Justice Cardozo noted the "common law does not work from pre-established truths of universal and inflexible validity to conclusions derived from them deductively", but "[i]ts method is inductive, and it draws its generalizations from particulars".
Cardozo is remembered for his significant influence on the development of American common law in the 20th century, in addition to his philosophy and vivid prose style.

Oliver Wendell Holmes Jr.

Oliver Wendell HolmesHolmesJustice Holmes
By the early 20th century, largely at the urging of Oliver Wendell Holmes (as discussed throughout this article), this view had fallen into the minority view: Holmes pointed out that the older view worked undesirable and unjust results, and hampered a proper development of the law.
Noted for his long service, concise and pithy opinions, and deference to the decisions of elected legislatures, he is one of the most widely cited United States Supreme Court justices in history, particularly for his "clear and present danger" opinion for a unanimous Court in the 1919 case of Schenck v. United States, and is one of the most influential American common law judges, honored during his lifetime in Great Britain as well as the United States.

Tort

tort lawtortstortfeasor
(a) pure common law: arising from the traditional and inherent authority of courts to define what the law is, even in the absence of an underlying statute or regulation. Examples include most criminal law and procedural law before the 20th century, and even today, most contract law and the law of torts.
A tort, in common law jurisdictions, is a civil wrong that causes a claimant to suffer loss or harm resulting in legal liability for the person who commits the tortious act.

Contract

contract lawcontractsagreement
(a) pure common law: arising from the traditional and inherent authority of courts to define what the law is, even in the absence of an underlying statute or regulation. Examples include most criminal law and procedural law before the 20th century, and even today, most contract law and the law of torts.
In the Anglo-American common law, formation of a contract generally requires an offer, acceptance, consideration, and a mutual intent to be bound.

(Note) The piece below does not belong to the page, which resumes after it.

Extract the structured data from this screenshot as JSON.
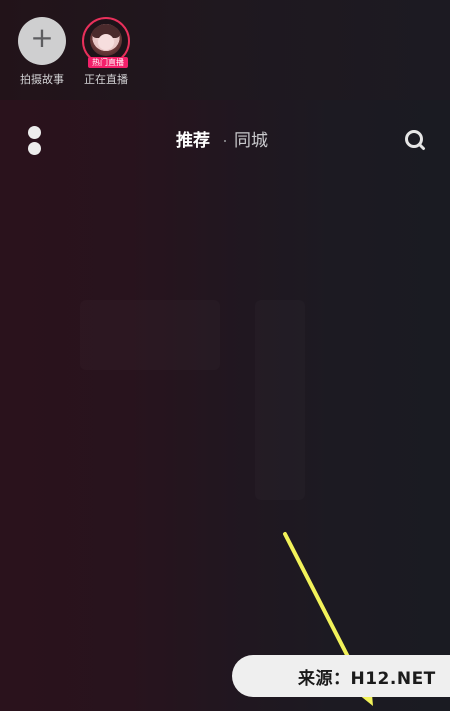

Corpus Juris Civilis

Code of JustinianCodex JustinianusCorpus Iuris Civilis
Common law systems trace their history to England, while civil law systems trace their history through the Napoleonic Code back to the Corpus Juris Civilis of Roman law.
Its influence on common law legal systems has been much smaller, although some basic concepts from the Corpus have survived through Norman law – such as the contrast, especially in the Institutes, between "law" (statute) and custom.

Privity of contract

privitydoctrine of privitycontract law
The traditional common law rule through most of the 19th century was that a plaintiff could not recover for a defendant's negligent production or distribution of a harmful instrumentality unless the two were in privity of contract.
The doctrine of privity of contract is a common law principle which provides that a contract cannot confer rights or impose obligations upon any person who is not a party to the contract.

Legal opinion

opinionopinionsdecisions
The court states an opinion that gives reasons for the decision, and those reasons agglomerate with past decisions as precedent to bind future judges and litigants.
Published opinions of courts are also collectively referred to as case law, and constitute in the common law legal systems one of the major sources of law.

Winterbottom v Wright

In an 1842 English case, Winterbottom v. Wright, the postal service had contracted with Wright to maintain its coaches.
Winterbottom v Wright (1842) 10 M&W 109 was an important case in English common law responsible for constraining the law's stance on negligence in the 19th century.

Quasi-judicial body

quasi-judicialquasi-judicial agencyquasi-judicial bodies
For example, the law in most Anglo-American jurisdictions includes "statutory law" enacted by a legislature, "regulatory law" (in the U.S.) or “delegated legislation” (in the U.K.) promulgated by executive branch agencies pursuant to delegation of rule-making authority from the legislature, and common law or "case law", i.e., decisions issued by courts (or quasi-judicial tribunals within agencies).
Judicial decisions are bound by precedent in common law, whereas quasi-judicial decisions usually are not so bound;